##### Excerpted records #####

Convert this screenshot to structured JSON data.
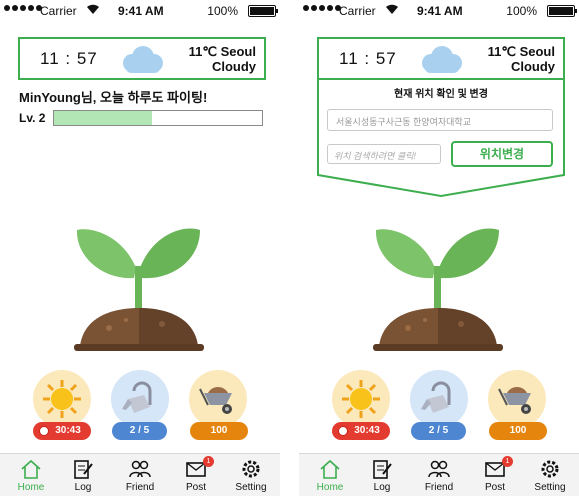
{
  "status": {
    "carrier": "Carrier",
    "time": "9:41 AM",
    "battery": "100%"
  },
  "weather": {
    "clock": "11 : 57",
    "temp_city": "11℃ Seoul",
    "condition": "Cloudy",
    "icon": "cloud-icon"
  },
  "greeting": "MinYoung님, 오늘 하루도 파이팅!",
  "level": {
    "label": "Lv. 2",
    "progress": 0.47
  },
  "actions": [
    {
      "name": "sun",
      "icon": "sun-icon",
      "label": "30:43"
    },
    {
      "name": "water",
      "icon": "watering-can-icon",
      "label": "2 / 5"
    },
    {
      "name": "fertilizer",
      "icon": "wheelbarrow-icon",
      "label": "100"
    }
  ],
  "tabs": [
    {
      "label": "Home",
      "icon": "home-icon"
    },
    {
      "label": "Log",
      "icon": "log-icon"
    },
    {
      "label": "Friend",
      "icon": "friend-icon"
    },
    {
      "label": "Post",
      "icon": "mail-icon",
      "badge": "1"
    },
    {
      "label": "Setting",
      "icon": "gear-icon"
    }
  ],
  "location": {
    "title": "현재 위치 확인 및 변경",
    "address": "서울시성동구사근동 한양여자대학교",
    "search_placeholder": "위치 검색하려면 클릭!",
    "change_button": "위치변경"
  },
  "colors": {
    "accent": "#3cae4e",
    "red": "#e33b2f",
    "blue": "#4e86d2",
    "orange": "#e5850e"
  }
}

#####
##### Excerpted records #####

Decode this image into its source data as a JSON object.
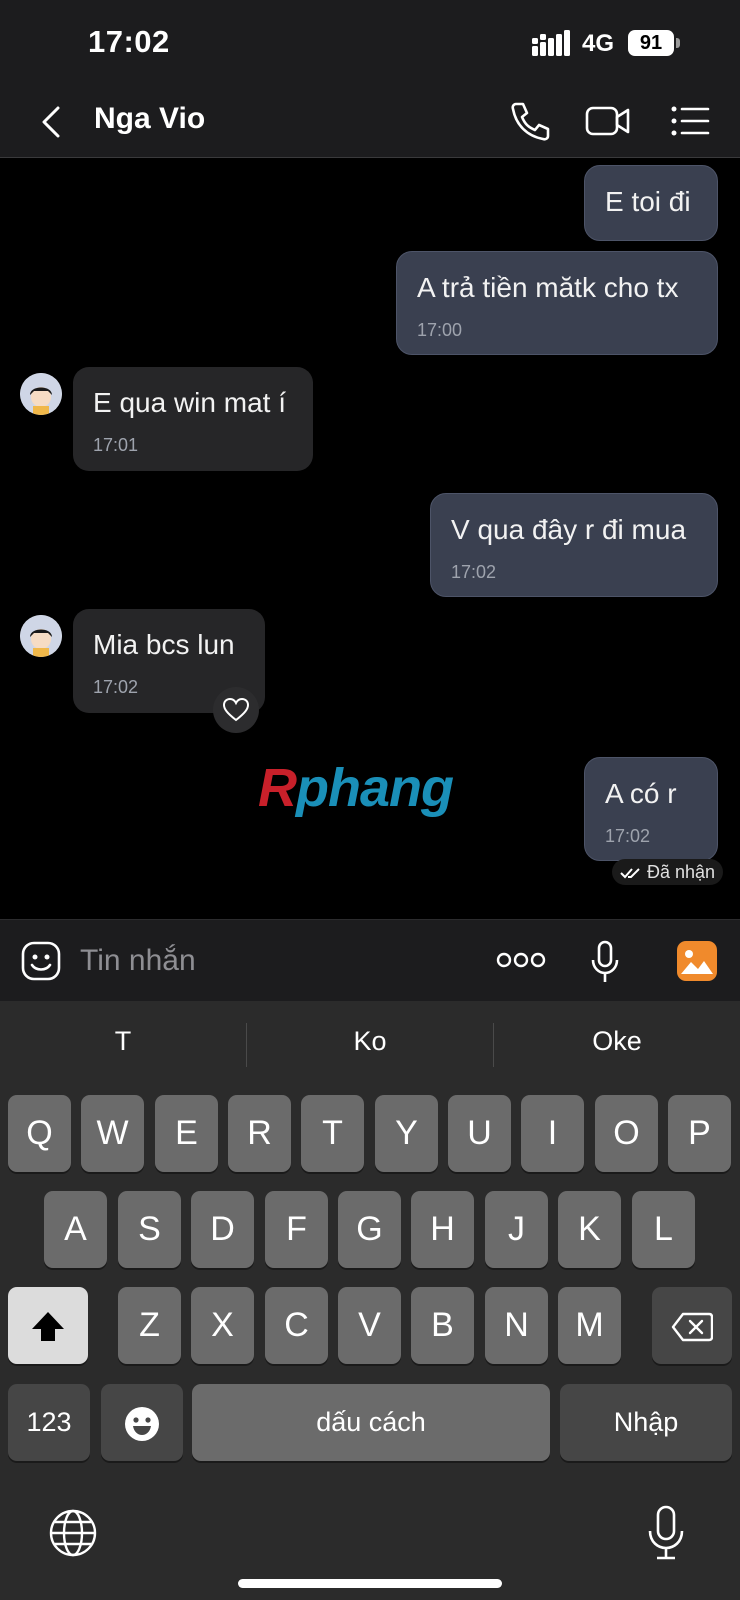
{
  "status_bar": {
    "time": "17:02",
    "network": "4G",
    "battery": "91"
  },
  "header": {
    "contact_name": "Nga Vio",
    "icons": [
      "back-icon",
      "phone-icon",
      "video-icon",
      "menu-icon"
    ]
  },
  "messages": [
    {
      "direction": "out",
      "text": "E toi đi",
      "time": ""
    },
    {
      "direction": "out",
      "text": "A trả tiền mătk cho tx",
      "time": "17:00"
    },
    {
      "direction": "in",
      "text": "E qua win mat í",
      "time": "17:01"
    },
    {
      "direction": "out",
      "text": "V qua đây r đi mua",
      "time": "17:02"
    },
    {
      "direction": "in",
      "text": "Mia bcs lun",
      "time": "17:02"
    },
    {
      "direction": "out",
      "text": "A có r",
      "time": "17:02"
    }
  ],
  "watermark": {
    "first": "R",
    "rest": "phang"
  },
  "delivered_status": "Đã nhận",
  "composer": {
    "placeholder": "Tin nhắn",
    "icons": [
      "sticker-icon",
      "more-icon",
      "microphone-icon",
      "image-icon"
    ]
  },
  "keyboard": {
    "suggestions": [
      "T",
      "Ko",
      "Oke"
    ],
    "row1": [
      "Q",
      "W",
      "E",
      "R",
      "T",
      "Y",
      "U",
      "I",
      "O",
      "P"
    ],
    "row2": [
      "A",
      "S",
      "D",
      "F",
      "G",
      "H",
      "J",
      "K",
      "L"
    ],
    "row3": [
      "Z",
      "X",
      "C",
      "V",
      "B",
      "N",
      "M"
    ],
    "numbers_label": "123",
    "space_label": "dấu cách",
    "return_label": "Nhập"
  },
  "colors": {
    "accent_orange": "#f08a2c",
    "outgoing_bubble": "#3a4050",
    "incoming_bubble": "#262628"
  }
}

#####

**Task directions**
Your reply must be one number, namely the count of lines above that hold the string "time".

**Exercise output**
8